----- Material provided

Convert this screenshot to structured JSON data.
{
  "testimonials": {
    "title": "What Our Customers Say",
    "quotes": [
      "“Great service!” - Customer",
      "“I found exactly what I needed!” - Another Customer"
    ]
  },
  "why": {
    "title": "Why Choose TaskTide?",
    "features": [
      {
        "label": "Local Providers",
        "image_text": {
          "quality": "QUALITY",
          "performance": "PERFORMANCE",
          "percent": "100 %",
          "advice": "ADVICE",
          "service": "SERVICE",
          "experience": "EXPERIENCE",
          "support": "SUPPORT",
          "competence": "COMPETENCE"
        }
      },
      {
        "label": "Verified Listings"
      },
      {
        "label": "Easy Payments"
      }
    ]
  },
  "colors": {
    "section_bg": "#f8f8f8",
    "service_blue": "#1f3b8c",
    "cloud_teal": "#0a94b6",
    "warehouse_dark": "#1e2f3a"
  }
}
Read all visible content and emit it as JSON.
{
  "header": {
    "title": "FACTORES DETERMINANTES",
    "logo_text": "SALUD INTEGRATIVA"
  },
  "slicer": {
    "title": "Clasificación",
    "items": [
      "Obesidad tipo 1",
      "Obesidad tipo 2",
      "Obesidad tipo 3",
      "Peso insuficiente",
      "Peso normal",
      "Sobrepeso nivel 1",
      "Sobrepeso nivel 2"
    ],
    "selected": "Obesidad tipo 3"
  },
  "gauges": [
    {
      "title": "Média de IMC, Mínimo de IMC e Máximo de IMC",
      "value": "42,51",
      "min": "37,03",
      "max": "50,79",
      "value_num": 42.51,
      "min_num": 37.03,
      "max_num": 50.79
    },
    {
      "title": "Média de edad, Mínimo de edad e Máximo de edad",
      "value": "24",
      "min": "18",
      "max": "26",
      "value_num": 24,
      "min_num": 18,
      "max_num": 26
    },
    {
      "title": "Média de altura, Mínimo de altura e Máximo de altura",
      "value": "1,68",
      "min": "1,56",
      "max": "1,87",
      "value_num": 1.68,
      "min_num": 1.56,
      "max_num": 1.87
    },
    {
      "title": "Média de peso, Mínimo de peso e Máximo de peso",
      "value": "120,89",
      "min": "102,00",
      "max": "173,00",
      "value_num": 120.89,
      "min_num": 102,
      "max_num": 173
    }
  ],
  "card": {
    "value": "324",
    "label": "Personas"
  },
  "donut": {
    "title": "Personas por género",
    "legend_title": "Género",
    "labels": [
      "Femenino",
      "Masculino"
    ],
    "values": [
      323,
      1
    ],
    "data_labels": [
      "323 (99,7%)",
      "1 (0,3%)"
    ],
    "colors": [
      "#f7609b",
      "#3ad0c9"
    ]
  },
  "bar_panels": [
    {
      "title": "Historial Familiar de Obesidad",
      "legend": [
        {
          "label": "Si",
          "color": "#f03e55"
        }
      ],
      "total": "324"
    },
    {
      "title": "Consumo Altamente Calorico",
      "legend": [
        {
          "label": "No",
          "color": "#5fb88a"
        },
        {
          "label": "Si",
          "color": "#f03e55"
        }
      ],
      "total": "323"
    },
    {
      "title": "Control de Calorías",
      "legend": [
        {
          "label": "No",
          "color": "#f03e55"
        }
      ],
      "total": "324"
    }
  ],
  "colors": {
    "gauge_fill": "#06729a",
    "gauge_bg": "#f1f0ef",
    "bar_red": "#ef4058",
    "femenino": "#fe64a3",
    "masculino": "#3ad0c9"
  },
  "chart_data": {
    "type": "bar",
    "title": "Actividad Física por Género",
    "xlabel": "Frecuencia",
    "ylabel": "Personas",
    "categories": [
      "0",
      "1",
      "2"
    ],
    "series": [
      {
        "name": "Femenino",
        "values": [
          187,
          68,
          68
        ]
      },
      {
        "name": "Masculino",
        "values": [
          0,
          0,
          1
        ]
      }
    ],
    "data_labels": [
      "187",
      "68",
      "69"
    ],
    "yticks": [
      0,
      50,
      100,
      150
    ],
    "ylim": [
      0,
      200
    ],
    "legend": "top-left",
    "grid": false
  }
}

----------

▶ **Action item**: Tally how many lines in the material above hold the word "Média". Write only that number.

▶ **Answer for this exercise**: 4